#### Input material

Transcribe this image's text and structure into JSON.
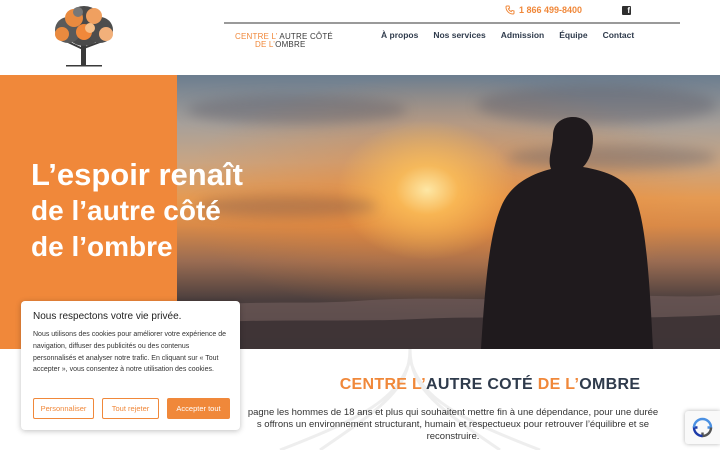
{
  "header": {
    "phone": "1 866 499-8400",
    "brand": {
      "p1": "CENTRE L",
      "p2": "’",
      "p3": "AUTRE CÔTÉ",
      "p4": "DE L",
      "p5": "’",
      "p6": "OMBRE"
    },
    "nav": [
      "À propos",
      "Nos services",
      "Admission",
      "Équipe",
      "Contact"
    ]
  },
  "hero": {
    "line1": "L’espoir renaît",
    "line2": "de l’autre côté",
    "line3": "de l’ombre"
  },
  "section": {
    "title": {
      "t1": "CENTRE L’",
      "t2": "AUTRE COTÉ",
      "t3": "DE L’",
      "t4": "OMBRE"
    },
    "text1": "pagne les hommes de 18 ans et plus qui souhaitent mettre fin à une dépendance, pour une durée",
    "text2": "s offrons un environnement structurant, humain et respectueux pour retrouver l’équilibre et se",
    "text3": "reconstruire."
  },
  "cookie": {
    "title": "Nous respectons votre vie privée.",
    "body": "Nous utilisons des cookies pour améliorer votre expérience de navigation, diffuser des publicités ou des contenus personnalisés et analyser notre trafic. En cliquant sur « Tout accepter », vous consentez à notre utilisation des cookies.",
    "customize": "Personnaliser",
    "reject": "Tout rejeter",
    "accept": "Accepter tout"
  },
  "colors": {
    "accent": "#f0883a",
    "navy": "#2f3b4c"
  },
  "icons": {
    "phone": "phone-icon",
    "social": "facebook-icon",
    "captcha": "recaptcha-icon"
  }
}
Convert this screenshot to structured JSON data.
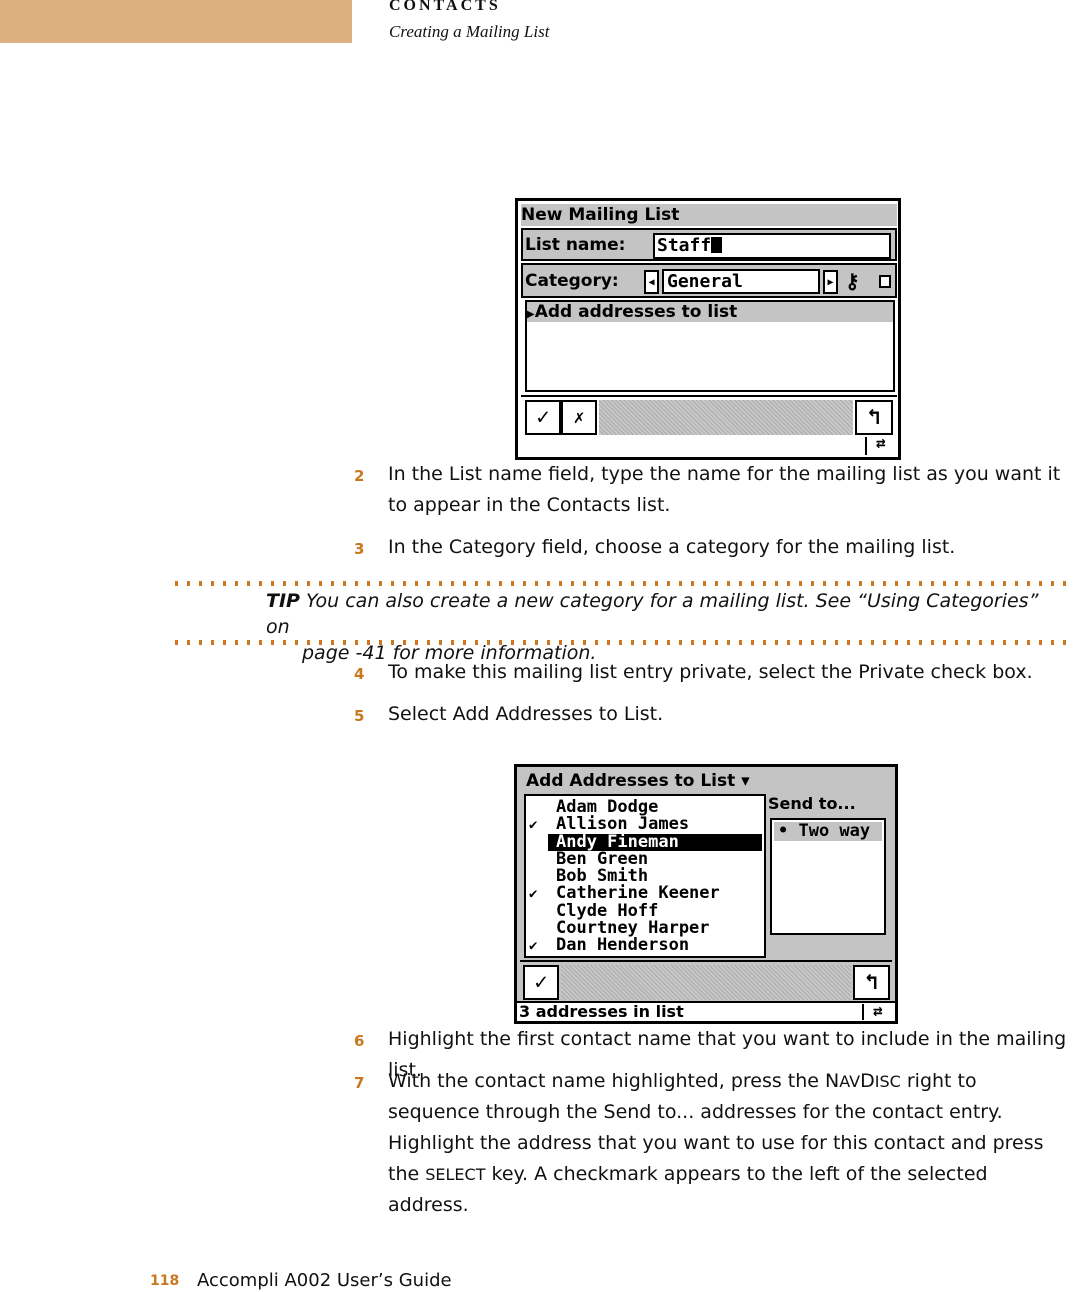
{
  "header": {
    "section": "CONTACTS",
    "subtitle": "Creating a Mailing List",
    "tab_color": "#dcb07f"
  },
  "accent_color": "#c8781e",
  "screen1": {
    "title": "New Mailing List",
    "list_name_label": "List name:",
    "list_name_value": "Staff",
    "category_label": "Category:",
    "category_value": "General",
    "private_icon": "key-icon",
    "menu_item": "Add addresses to list",
    "buttons": {
      "ok": "check-icon",
      "private": "no-private-icon",
      "back": "return-arrow-icon"
    },
    "status_icon": "swap-arrows-icon"
  },
  "steps_a": [
    {
      "num": "2",
      "text": "In the List name field, type the name for the mailing list as you want it to appear in the Contacts list."
    },
    {
      "num": "3",
      "text": "In the Category field, choose a category for the mailing list."
    }
  ],
  "tip": {
    "label": "TIP",
    "text": " You can also create a new category for a mailing list. See “Using Categories” on",
    "text2": "page -41 for more information."
  },
  "steps_b": [
    {
      "num": "4",
      "text": "To make this mailing list entry private, select the Private check box."
    },
    {
      "num": "5",
      "text": "Select Add Addresses to List."
    }
  ],
  "screen2": {
    "title": "Add Addresses to List ▾",
    "contacts": [
      {
        "name": "Adam Dodge",
        "checked": false
      },
      {
        "name": "Allison James",
        "checked": true
      },
      {
        "name": "Andy Fineman",
        "checked": false,
        "selected": true
      },
      {
        "name": "Ben Green",
        "checked": false
      },
      {
        "name": "Bob Smith",
        "checked": false
      },
      {
        "name": "Catherine Keener",
        "checked": true
      },
      {
        "name": "Clyde Hoff",
        "checked": false
      },
      {
        "name": "Courtney Harper",
        "checked": false
      },
      {
        "name": "Dan Henderson",
        "checked": true
      }
    ],
    "check_mark": "✔",
    "send_to_label": "Send to...",
    "send_to_option": "• Two way",
    "status": "3 addresses in list"
  },
  "steps_c": [
    {
      "num": "6",
      "text": "Highlight the first contact name that you want to include in the mailing list."
    },
    {
      "num": "7",
      "text_parts": [
        "With the contact name highlighted, press the N",
        "AV",
        "D",
        "ISC",
        " right to sequence through the Send to... addresses for the contact entry. Highlight the address that you want to use for this contact and press the ",
        "SELECT",
        " key. A checkmark appears to the left of the selected address."
      ]
    }
  ],
  "footer": {
    "page": "118",
    "title": "Accompli A002 User’s Guide"
  }
}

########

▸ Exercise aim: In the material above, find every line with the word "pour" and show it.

▸ Your response:
    "text1": "pagne les hommes de 18 ans et plus qui souhaitent mettre fin à une dépendance, pour une durée",
    "text2": "s offrons un environnement structurant, humain et respectueux pour retrouver l’équilibre et se",
    "body": "Nous utilisons des cookies pour améliorer votre expérience de navigation, diffuser des publicités ou des contenus personnalisés et analyser notre trafic. En cliquant sur « Tout accepter », vous consentez à notre utilisation des cookies.",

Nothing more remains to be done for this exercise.